_TASK ITEM_
Find the word "number" in the listing. Copy out each line where it occurs.
━━━━━━━━
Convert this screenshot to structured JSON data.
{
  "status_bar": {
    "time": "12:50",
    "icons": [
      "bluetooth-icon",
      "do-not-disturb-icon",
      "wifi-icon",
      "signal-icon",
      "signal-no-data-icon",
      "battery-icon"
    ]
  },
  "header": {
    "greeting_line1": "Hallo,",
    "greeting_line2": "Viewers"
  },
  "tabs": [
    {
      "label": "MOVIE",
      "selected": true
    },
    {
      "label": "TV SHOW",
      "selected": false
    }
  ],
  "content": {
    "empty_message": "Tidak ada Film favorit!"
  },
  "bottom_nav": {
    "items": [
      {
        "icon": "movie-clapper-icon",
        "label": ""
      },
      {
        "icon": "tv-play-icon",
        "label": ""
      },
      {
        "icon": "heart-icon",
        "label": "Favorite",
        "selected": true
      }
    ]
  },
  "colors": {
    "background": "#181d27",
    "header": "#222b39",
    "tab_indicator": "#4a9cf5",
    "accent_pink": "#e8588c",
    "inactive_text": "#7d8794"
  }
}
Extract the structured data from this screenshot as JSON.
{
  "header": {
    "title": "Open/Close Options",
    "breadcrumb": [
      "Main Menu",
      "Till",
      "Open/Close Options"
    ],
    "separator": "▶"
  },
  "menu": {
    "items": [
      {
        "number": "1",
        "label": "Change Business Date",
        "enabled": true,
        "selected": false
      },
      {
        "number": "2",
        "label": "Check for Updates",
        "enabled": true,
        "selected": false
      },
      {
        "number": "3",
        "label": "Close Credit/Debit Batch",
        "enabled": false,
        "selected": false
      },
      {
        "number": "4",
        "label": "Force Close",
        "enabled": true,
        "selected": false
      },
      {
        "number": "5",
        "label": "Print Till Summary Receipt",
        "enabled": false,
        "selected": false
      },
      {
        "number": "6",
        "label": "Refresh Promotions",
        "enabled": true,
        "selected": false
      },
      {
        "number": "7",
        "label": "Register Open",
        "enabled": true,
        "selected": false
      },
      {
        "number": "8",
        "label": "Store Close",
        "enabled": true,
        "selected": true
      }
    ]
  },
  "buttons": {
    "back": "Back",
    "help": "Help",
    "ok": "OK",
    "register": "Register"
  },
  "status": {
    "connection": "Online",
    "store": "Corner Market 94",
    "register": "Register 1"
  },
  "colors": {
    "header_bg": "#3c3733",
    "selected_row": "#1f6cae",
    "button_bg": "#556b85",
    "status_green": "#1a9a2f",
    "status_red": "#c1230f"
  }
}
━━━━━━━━
_SOLUTION_
        "number": "1",
        "number": "2",
        "number": "3",
        "number": "4",
        "number": "5",
        "number": "6",
        "number": "7",
        "number": "8",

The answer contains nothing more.